For an automaker to manufacture locally, two elements need to be in effect: for one, the market needs to be large enough to justify it, and for another, importing has to be too expensive to make it worthwhile. Many automakers have found both those elements in place in Russia, but may not for very much longer. According to Ward's, changing conditions in Russia could spell the end of local production in the world's largest country. On the one hand, the market is shrinking, while on the other, impo
Local manufacturing has become the watchword (or words) when it comes to foreign automakers entering the Chinese market, and for a number of reasons. For one, the market is plenty large enough to make sense out of manufacturing locally instead of importing from overseas. For another, joint ventures with local automakers have been encouraged by the still tightly regulated economy. And now there's another reason: imported vehicles are about to face an extra measure of importation duties.
Make them exempt from import and excise duties and "robust growth" will follow. That's Malaysia's hybrid and plug-in vehicle scheme. From now through December of 2013, all hybrid and plug-in vehicles sold in Malaysia will be completely exempt from import and export duties.
The Malaysian government has decided to end its protection of Malaysia's Proton Motors. In addition to the import duties and taxes levied against foreign carmakers, Proton was also the recipient of tax breaks and "other government incentives."

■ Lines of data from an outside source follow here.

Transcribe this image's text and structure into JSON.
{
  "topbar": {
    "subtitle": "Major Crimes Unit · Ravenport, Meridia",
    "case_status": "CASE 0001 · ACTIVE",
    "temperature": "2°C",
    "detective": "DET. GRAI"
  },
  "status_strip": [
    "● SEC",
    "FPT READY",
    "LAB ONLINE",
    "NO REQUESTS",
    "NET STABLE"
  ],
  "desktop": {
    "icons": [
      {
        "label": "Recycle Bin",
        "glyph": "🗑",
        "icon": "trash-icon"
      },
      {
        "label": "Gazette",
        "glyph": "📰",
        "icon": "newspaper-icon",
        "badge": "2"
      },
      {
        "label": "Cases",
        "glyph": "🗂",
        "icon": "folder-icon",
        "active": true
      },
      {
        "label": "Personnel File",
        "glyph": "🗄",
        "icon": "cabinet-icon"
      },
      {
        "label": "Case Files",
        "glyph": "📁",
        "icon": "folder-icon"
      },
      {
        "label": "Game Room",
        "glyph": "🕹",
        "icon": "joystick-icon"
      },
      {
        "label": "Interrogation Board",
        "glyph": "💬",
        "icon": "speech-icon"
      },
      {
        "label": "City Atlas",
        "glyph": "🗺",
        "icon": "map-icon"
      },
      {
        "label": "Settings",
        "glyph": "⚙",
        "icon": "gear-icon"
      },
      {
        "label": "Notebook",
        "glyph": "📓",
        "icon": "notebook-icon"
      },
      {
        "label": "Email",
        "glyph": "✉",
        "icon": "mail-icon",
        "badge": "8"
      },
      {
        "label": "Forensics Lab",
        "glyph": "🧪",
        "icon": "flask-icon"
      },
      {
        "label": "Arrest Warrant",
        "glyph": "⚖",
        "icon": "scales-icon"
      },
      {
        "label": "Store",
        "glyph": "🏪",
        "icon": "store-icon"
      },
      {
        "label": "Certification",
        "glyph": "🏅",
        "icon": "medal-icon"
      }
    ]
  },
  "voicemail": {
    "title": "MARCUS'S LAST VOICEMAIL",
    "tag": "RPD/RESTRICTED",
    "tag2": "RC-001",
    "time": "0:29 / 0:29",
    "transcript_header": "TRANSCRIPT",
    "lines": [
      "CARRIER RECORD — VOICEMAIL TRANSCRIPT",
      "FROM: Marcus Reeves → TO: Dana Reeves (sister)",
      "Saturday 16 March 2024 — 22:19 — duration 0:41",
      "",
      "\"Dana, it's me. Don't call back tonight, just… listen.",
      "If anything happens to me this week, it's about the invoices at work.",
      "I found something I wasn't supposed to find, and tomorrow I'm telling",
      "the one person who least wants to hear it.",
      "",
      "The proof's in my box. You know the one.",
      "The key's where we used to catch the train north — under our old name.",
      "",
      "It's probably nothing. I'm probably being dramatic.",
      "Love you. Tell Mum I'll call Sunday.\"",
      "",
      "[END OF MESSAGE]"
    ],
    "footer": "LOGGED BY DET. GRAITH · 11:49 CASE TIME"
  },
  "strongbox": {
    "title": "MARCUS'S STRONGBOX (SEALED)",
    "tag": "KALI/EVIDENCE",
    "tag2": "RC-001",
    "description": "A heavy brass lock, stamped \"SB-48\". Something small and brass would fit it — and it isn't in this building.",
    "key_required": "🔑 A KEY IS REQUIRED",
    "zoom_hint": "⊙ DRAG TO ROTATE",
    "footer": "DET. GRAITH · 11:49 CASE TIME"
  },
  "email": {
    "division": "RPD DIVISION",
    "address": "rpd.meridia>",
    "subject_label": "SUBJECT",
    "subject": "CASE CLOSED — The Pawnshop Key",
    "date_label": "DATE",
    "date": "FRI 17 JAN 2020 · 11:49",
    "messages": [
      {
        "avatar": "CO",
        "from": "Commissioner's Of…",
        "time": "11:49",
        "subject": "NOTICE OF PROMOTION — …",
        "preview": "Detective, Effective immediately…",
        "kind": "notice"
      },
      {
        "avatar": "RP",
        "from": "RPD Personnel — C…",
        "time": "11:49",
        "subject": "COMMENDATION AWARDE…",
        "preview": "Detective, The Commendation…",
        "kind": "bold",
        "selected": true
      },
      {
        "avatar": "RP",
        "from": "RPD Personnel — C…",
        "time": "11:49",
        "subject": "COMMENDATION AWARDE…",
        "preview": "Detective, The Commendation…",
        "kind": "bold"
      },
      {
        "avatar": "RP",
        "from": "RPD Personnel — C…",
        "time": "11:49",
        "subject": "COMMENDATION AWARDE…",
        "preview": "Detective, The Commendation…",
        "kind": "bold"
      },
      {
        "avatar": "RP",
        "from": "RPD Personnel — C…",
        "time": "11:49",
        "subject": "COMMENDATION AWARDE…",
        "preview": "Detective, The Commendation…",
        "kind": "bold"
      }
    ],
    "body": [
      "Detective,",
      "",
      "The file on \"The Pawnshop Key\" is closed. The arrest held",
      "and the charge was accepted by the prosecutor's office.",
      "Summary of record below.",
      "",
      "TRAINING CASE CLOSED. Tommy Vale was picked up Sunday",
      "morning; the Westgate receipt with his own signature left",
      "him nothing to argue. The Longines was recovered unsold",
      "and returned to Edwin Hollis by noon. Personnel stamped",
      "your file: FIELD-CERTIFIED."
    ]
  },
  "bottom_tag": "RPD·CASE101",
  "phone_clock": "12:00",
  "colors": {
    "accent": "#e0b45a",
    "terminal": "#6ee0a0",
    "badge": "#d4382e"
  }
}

Ron Gettelfinger, who was reelected to no one's surprise as president of the United Auto Workers (UAW) last month, will also be joining the DaimlerChrysler supervisory board as well. Gettelfinger is replacing UAW Vice President Nate Gooden who is stepping down from the board.